By Will Vandervort.
Few freshmen in the country last year were as productive as Clemson’s Artavis Scott.
The wide receiver caught a team-high 76 passes for 965 yards and eight touchdowns in 2014, which earned him All-ACC second-team honors as well as First-Team Freshman All-American accolades.
So what does all that get Scott in 2015? According to head coach Dabo Swinney it gets him nothing.
“They don’t give out sophomore All-American teams,” Clemson’s headman said. “That Freshman All-American stuff is just great. If you can play a little bit and get on TV a couple of times they give you Freshman All-American. There ain’t no Sophomore All-American. There is just one team.”
Swinney wants to see Scott get on that one team, but first he has to grow and develop into a more complete wide receiver, in particular making plays down the field, before he can be called a true All-American.
Scott is more than capable of doing that. Against Georgia, he made a long catch down the sideline where he reached over a Georgia player to pull down a 30-yard pass. But after that most of Scott’s plays were made following slants, quick screens or on speed sweeps.
His longest play of the year came in games against Wake Forest, South Carolina and Oklahoma and they all came on speed sweeps.
“Obviously, he showed what he can do when he gets the ball in his hands,” Scott’s position coach and co-offensive coordinator Jeff Scott said. “We wanted to challenge him to be a complete receiver, not just known as a guy that can catch a quick screen or a speed sweep and take it the distance, but can you develop and be a down the field receiver, a downfield threat?”
In other words, Jeff Scott and Swinney want to see Artavis Scott make plays like Sammy Watkins did during his three years at Clemson.
“That is something we have had in that position,” Jeff Scott said. “A guy like Sammy Watkins, obviously, did really well with the quick screens, but if they wanted to come up and get in his face, then you can go over the top with the deep balls.
“That is something Artavis has had to really develop and work on. He has stayed after practice and worked on that.”
Artavis Scott’s hard work paid off in the spring game when he out leaped cornerback Adrian Baker for a 20-yard touchdown.

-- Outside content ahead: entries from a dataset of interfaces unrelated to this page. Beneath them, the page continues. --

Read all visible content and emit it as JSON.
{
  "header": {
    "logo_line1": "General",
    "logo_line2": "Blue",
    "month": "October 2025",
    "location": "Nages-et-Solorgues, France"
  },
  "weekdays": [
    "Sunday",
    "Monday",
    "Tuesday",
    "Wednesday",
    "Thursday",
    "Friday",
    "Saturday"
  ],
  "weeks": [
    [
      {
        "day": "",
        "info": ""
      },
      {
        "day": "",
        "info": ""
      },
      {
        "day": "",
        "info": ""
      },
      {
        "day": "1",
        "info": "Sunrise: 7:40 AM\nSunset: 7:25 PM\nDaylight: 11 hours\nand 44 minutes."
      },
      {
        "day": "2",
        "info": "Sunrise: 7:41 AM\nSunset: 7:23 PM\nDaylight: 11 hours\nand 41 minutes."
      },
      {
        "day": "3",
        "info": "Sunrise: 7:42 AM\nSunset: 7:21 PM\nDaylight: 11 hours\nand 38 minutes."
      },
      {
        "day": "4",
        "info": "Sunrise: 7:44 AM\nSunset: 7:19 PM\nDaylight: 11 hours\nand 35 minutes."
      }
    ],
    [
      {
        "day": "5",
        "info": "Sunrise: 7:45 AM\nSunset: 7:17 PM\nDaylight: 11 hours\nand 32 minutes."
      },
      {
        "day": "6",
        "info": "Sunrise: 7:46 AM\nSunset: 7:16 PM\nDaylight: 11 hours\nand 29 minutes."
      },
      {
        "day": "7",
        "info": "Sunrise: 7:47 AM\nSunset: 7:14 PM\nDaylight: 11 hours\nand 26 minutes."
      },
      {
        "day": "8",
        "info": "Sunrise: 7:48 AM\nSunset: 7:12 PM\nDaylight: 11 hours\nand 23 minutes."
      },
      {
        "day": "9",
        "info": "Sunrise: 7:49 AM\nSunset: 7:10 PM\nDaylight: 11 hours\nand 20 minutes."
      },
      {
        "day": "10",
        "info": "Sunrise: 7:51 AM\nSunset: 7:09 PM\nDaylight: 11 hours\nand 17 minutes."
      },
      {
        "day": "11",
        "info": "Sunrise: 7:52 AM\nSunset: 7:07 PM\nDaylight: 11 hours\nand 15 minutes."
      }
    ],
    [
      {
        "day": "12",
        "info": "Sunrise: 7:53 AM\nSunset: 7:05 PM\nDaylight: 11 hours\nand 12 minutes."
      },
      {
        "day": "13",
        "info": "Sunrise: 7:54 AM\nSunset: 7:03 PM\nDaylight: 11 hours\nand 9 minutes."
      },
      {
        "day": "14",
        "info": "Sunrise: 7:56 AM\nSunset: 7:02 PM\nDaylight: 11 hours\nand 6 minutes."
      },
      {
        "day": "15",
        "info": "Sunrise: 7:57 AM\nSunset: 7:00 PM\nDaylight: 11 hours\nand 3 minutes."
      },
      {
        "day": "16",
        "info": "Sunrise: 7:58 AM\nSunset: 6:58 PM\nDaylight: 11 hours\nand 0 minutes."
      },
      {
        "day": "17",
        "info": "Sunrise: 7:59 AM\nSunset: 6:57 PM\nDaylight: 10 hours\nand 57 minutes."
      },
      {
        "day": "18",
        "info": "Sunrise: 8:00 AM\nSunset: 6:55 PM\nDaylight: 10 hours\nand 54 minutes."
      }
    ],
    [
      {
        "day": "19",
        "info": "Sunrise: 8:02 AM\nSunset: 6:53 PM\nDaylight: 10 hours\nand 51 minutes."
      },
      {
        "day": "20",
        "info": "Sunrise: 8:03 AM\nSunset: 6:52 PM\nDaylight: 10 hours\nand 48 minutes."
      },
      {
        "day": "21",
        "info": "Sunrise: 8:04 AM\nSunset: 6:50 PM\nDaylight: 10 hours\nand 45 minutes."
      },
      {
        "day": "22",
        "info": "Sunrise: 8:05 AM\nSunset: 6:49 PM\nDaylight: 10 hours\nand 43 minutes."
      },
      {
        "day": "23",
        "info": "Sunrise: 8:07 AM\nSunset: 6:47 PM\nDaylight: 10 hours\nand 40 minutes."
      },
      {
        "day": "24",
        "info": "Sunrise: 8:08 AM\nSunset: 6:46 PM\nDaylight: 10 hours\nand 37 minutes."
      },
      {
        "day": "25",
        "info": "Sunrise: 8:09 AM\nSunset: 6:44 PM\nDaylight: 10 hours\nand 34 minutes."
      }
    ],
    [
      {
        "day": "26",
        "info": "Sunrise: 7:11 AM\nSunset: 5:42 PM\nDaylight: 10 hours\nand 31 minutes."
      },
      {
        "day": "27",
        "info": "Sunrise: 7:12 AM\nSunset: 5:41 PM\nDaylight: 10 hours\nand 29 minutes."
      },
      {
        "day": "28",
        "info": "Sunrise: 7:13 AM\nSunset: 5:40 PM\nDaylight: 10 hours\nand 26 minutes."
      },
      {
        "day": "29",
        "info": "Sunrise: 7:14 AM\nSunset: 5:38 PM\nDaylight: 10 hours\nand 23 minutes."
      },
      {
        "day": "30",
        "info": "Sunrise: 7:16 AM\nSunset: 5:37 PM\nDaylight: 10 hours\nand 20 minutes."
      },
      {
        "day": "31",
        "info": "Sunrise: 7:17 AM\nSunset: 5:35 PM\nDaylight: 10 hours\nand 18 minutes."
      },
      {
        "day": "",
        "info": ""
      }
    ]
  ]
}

He later made a leaping catch over another defender for a 40-yard gain and finished the afternoon with four catches for 75 yards.
“I was really proud of him, even if he was on the other team,” said Jeff Scott, who called the plays for the Orange team on Saturday. “I was proud to see him go finish the nice catch because that was really one of the things we were working on with him all spring.”
Artavis Scott worked on high-pointing balls, holding lines, releases, route technique and finishing plays with body control when defenders are leaning on him.
“That’s what he needs to do and you saw that (in the spring game),” Swinney said. “It was great to see him have success today because that is going to help him mentally because he has worked really hard.
“He made some huge plays down the field and we have to have that from him.”
Swinney said doing those kinds of things weren’t much of a focus for Scott in 2014 because they were trying to just get him comfortable in the offense and get him going.
“We really need that other guy (who can get down field),” Swinney said.